**Assignment:** Restate the following entries exactly, including every line.

(Input material begins)

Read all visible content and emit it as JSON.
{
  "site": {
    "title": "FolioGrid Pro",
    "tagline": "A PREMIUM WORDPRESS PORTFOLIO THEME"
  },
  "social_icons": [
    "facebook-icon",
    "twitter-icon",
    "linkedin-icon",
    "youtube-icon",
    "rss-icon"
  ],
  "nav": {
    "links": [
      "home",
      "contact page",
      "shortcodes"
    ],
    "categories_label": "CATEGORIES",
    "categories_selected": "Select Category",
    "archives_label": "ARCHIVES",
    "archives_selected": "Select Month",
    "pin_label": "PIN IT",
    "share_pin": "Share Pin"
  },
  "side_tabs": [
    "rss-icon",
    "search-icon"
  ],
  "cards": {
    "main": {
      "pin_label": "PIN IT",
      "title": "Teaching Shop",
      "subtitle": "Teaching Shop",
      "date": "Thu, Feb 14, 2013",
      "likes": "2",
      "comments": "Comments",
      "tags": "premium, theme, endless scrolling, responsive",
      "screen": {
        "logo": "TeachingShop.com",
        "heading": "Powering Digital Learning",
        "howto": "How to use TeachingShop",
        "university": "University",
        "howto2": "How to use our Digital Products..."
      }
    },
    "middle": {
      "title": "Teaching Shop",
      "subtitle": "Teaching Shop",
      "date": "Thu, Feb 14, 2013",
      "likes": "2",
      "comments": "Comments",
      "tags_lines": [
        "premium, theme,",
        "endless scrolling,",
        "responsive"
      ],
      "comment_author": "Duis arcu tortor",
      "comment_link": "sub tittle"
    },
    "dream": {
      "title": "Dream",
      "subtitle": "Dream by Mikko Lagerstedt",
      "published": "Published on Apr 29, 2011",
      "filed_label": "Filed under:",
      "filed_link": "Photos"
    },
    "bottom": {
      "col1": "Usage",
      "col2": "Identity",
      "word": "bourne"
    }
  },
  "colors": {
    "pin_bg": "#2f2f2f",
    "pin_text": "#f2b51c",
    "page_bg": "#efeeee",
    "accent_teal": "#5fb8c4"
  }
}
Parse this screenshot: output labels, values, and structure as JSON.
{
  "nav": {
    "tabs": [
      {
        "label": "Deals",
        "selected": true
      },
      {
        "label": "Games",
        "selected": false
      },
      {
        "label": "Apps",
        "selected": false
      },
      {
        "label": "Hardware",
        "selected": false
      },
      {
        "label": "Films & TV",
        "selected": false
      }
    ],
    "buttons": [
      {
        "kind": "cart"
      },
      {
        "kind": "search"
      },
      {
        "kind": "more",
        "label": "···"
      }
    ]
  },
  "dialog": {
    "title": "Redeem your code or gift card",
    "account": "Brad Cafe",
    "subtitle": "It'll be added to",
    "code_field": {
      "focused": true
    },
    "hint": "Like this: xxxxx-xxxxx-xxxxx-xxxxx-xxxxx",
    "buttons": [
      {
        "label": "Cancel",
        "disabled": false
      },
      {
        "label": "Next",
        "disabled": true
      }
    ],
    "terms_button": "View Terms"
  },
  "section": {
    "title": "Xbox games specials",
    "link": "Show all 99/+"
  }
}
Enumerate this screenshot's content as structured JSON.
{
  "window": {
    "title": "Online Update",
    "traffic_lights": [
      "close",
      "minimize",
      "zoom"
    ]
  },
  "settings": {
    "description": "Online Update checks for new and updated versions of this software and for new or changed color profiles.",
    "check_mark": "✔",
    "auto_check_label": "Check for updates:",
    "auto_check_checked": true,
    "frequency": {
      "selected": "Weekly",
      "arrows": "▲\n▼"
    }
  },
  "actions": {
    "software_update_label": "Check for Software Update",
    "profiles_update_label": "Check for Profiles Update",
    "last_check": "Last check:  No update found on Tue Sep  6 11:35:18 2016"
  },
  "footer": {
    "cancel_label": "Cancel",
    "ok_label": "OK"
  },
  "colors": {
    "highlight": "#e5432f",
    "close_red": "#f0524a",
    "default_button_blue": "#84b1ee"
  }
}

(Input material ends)

**Solved exercise:**
Read all visible content and emit it as JSON.
{
  "site": {
    "title": "FolioGrid Pro",
    "tagline": "A PREMIUM WORDPRESS PORTFOLIO THEME"
  },
  "social_icons": [
    "facebook-icon",
    "twitter-icon",
    "linkedin-icon",
    "youtube-icon",
    "rss-icon"
  ],
  "nav": {
    "links": [
      "home",
      "contact page",
      "shortcodes"
    ],
    "categories_label": "CATEGORIES",
    "categories_selected": "Select Category",
    "archives_label": "ARCHIVES",
    "archives_selected": "Select Month",
    "pin_label": "PIN IT",
    "share_pin": "Share Pin"
  },
  "side_tabs": [
    "rss-icon",
    "search-icon"
  ],
  "cards": {
    "main": {
      "pin_label": "PIN IT",
      "title": "Teaching Shop",
      "subtitle": "Teaching Shop",
      "date": "Thu, Feb 14, 2013",
      "likes": "2",
      "comments": "Comments",
      "tags": "premium, theme, endless scrolling, responsive",
      "screen": {
        "logo": "TeachingShop.com",
        "heading": "Powering Digital Learning",
        "howto": "How to use TeachingShop",
        "university": "University",
        "howto2": "How to use our Digital Products..."
      }
    },
    "middle": {
      "title": "Teaching Shop",
      "subtitle": "Teaching Shop",
      "date": "Thu, Feb 14, 2013",
      "likes": "2",
      "comments": "Comments",
      "tags_lines": [
        "premium, theme,",
        "endless scrolling,",
        "responsive"
      ],
      "comment_author": "Duis arcu tortor",
      "comment_link": "sub tittle"
    },
    "dream": {
      "title": "Dream",
      "subtitle": "Dream by Mikko Lagerstedt",
      "published": "Published on Apr 29, 2011",
      "filed_label": "Filed under:",
      "filed_link": "Photos"
    },
    "bottom": {
      "col1": "Usage",
      "col2": "Identity",
      "word": "bourne"
    }
  },
  "colors": {
    "pin_bg": "#2f2f2f",
    "pin_text": "#f2b51c",
    "page_bg": "#efeeee",
    "accent_teal": "#5fb8c4"
  }
}
Parse this screenshot: output labels, values, and structure as JSON.
{
  "nav": {
    "tabs": [
      {
        "label": "Deals",
        "selected": true
      },
      {
        "label": "Games",
        "selected": false
      },
      {
        "label": "Apps",
        "selected": false
      },
      {
        "label": "Hardware",
        "selected": false
      },
      {
        "label": "Films & TV",
        "selected": false
      }
    ],
    "buttons": [
      {
        "kind": "cart"
      },
      {
        "kind": "search"
      },
      {
        "kind": "more",
        "label": "···"
      }
    ]
  },
  "dialog": {
    "title": "Redeem your code or gift card",
    "account": "Brad Cafe",
    "subtitle": "It'll be added to",
    "code_field": {
      "focused": true
    },
    "hint": "Like this: xxxxx-xxxxx-xxxxx-xxxxx-xxxxx",
    "buttons": [
      {
        "label": "Cancel",
        "disabled": false
      },
      {
        "label": "Next",
        "disabled": true
      }
    ],
    "terms_button": "View Terms"
  },
  "section": {
    "title": "Xbox games specials",
    "link": "Show all 99/+"
  }
}
Enumerate this screenshot's content as structured JSON.
{
  "window": {
    "title": "Online Update",
    "traffic_lights": [
      "close",
      "minimize",
      "zoom"
    ]
  },
  "settings": {
    "description": "Online Update checks for new and updated versions of this software and for new or changed color profiles.",
    "check_mark": "✔",
    "auto_check_label": "Check for updates:",
    "auto_check_checked": true,
    "frequency": {
      "selected": "Weekly",
      "arrows": "▲\n▼"
    }
  },
  "actions": {
    "software_update_label": "Check for Software Update",
    "profiles_update_label": "Check for Profiles Update",
    "last_check": "Last check:  No update found on Tue Sep  6 11:35:18 2016"
  },
  "footer": {
    "cancel_label": "Cancel",
    "ok_label": "OK"
  },
  "colors": {
    "highlight": "#e5432f",
    "close_red": "#f0524a",
    "default_button_blue": "#84b1ee"
  }
}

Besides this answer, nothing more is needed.